*** Listed records Section Begins ***

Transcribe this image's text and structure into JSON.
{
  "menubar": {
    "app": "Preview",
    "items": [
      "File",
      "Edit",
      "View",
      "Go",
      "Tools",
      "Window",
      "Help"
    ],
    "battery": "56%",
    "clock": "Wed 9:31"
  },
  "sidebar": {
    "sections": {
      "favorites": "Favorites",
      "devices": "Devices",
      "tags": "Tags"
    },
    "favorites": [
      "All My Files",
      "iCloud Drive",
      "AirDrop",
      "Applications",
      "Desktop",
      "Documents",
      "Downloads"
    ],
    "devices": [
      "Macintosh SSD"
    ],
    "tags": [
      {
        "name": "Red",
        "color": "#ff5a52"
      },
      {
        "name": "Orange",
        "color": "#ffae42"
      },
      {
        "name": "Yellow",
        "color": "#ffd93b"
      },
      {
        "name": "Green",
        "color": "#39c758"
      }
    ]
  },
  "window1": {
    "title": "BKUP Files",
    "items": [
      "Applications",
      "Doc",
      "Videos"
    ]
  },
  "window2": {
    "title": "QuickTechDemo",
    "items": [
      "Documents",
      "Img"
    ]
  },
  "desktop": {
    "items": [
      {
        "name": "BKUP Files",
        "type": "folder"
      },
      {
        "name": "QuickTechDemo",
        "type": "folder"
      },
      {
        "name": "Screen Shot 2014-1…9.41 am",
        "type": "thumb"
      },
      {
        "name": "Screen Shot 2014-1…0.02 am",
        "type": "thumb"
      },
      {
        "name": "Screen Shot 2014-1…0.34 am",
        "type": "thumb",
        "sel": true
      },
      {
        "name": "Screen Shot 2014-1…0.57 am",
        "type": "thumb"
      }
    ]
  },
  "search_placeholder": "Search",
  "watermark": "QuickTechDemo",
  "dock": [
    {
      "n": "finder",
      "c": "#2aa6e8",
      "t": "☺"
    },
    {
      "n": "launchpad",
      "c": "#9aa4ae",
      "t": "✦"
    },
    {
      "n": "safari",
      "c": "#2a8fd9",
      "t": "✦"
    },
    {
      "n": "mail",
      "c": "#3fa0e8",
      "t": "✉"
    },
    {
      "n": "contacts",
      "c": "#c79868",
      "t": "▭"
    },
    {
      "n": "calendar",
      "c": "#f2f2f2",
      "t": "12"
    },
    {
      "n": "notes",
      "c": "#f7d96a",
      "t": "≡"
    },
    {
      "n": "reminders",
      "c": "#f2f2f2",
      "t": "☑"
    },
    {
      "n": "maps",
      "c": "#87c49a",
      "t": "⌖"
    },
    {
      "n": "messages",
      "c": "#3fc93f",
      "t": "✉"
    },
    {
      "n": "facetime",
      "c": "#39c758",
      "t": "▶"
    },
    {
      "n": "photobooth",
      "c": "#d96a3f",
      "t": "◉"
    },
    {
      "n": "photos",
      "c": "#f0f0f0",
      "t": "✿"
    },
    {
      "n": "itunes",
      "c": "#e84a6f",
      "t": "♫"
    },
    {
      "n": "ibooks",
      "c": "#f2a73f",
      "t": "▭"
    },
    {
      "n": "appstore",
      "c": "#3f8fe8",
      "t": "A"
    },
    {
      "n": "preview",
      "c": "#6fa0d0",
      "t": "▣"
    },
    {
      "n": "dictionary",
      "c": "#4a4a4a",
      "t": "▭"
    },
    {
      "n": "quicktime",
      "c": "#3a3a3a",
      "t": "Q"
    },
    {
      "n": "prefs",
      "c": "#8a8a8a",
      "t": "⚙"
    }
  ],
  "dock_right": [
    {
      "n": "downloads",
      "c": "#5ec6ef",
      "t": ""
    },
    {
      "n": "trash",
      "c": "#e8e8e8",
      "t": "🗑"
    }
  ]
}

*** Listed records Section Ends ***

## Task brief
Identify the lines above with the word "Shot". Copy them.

## Exercise result
        "name": "Screen Shot 2014-1…9.41 am",
        "name": "Screen Shot 2014-1…0.02 am",
        "name": "Screen Shot 2014-1…0.34 am",
        "name": "Screen Shot 2014-1…0.57 am",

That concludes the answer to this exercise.